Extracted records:
↓↓↓
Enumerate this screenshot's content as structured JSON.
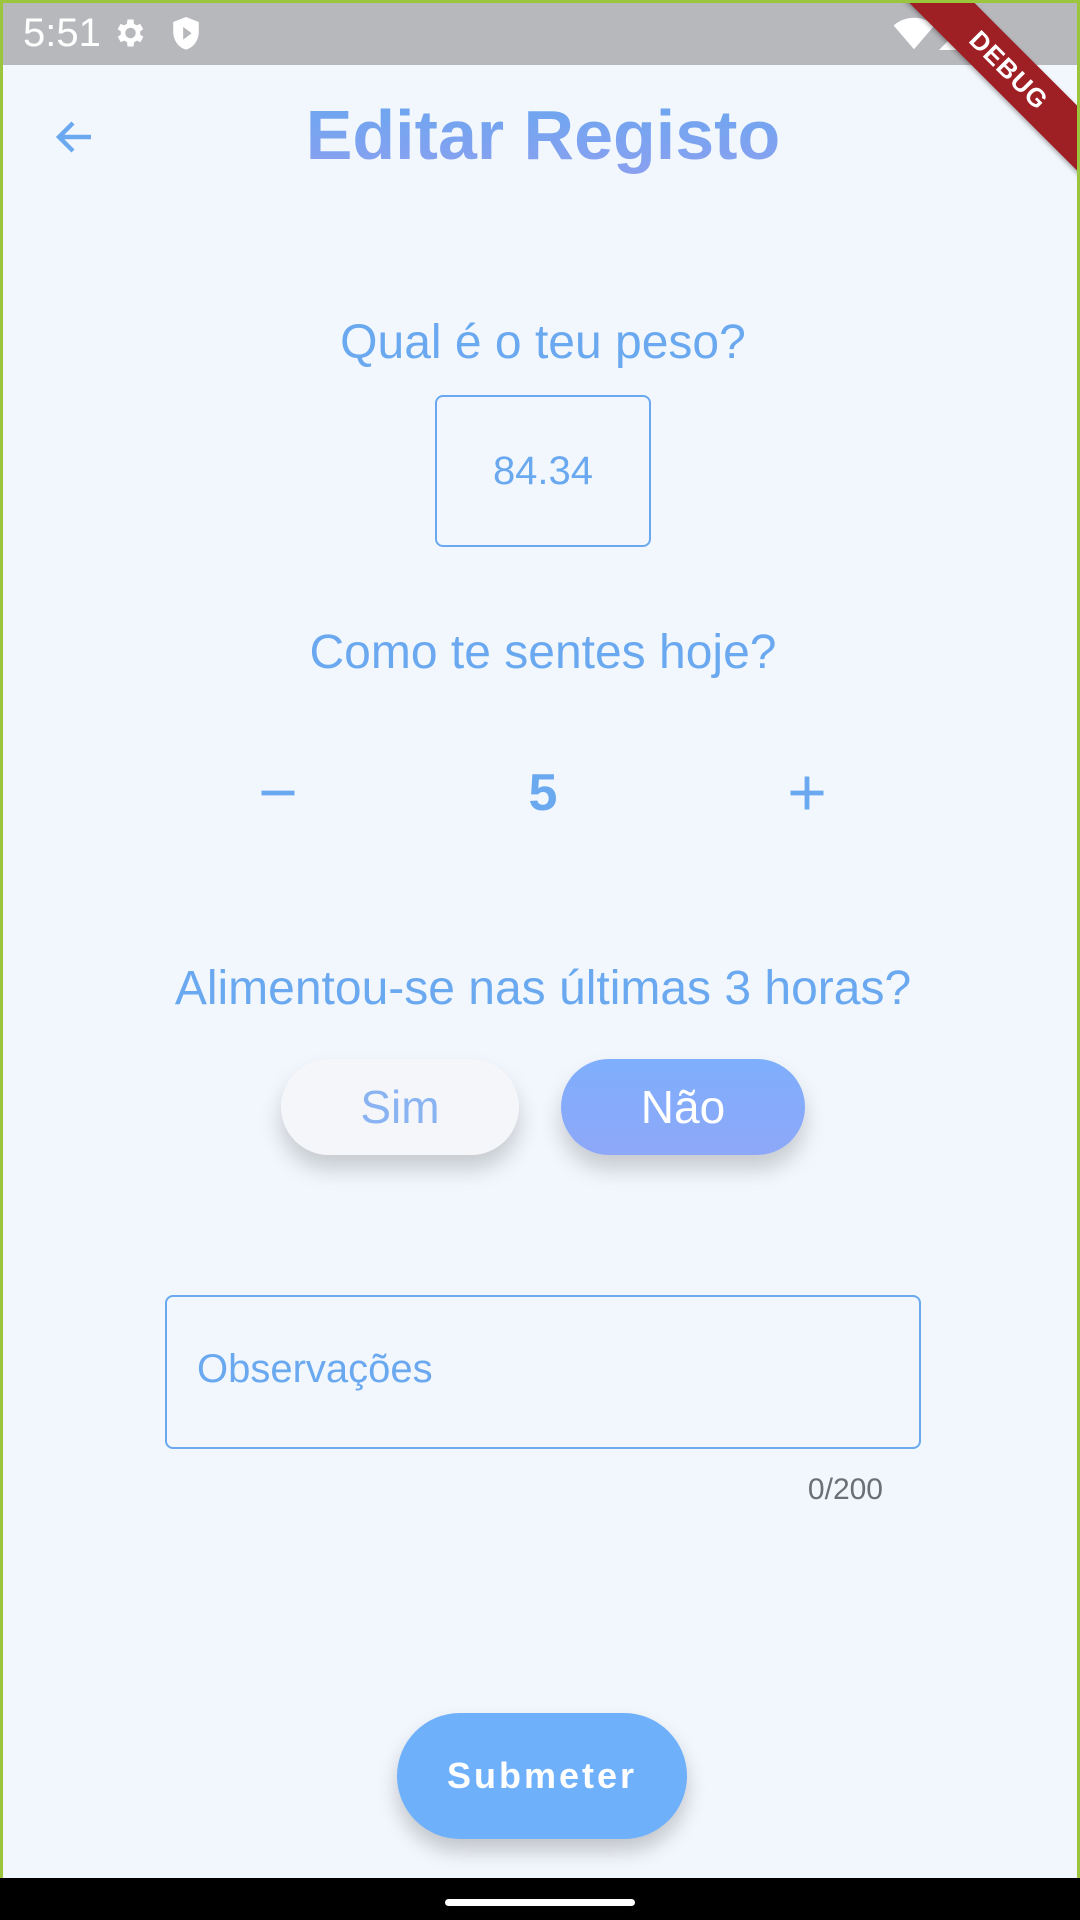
{
  "status_bar": {
    "time": "5:51",
    "icons": [
      "gear-icon",
      "shield-icon",
      "wifi-icon",
      "signal-icon"
    ]
  },
  "debug_banner": "DEBUG",
  "app_bar": {
    "back_icon": "arrow-left-icon",
    "title": "Editar Registo"
  },
  "weight": {
    "question": "Qual é o teu peso?",
    "value": "84.34"
  },
  "feeling": {
    "question": "Como te sentes hoje?",
    "decrement_label": "−",
    "value": "5",
    "increment_label": "+"
  },
  "fed": {
    "question": "Alimentou-se nas últimas 3 horas?",
    "options": [
      "Sim",
      "Não"
    ],
    "selected": "Não"
  },
  "notes": {
    "placeholder": "Observações",
    "counter": "0/200"
  },
  "submit_label": "Submeter",
  "colors": {
    "accent": "#6aa9f0",
    "background": "#f2f7fd",
    "submit": "#6fb0fb",
    "selected_toggle": "#8ea8f8",
    "debug": "#9e1f24"
  }
}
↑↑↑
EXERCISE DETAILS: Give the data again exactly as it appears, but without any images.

WRITTEN RESPONSE:
Enumerate this screenshot's content as structured JSON.
{
  "status_bar": {
    "time": "5:51",
    "icons": [
      "gear-icon",
      "shield-icon",
      "wifi-icon",
      "signal-icon"
    ]
  },
  "debug_banner": "DEBUG",
  "app_bar": {
    "back_icon": "arrow-left-icon",
    "title": "Editar Registo"
  },
  "weight": {
    "question": "Qual é o teu peso?",
    "value": "84.34"
  },
  "feeling": {
    "question": "Como te sentes hoje?",
    "decrement_label": "−",
    "value": "5",
    "increment_label": "+"
  },
  "fed": {
    "question": "Alimentou-se nas últimas 3 horas?",
    "options": [
      "Sim",
      "Não"
    ],
    "selected": "Não"
  },
  "notes": {
    "placeholder": "Observações",
    "counter": "0/200"
  },
  "submit_label": "Submeter",
  "colors": {
    "accent": "#6aa9f0",
    "background": "#f2f7fd",
    "submit": "#6fb0fb",
    "selected_toggle": "#8ea8f8",
    "debug": "#9e1f24"
  }
}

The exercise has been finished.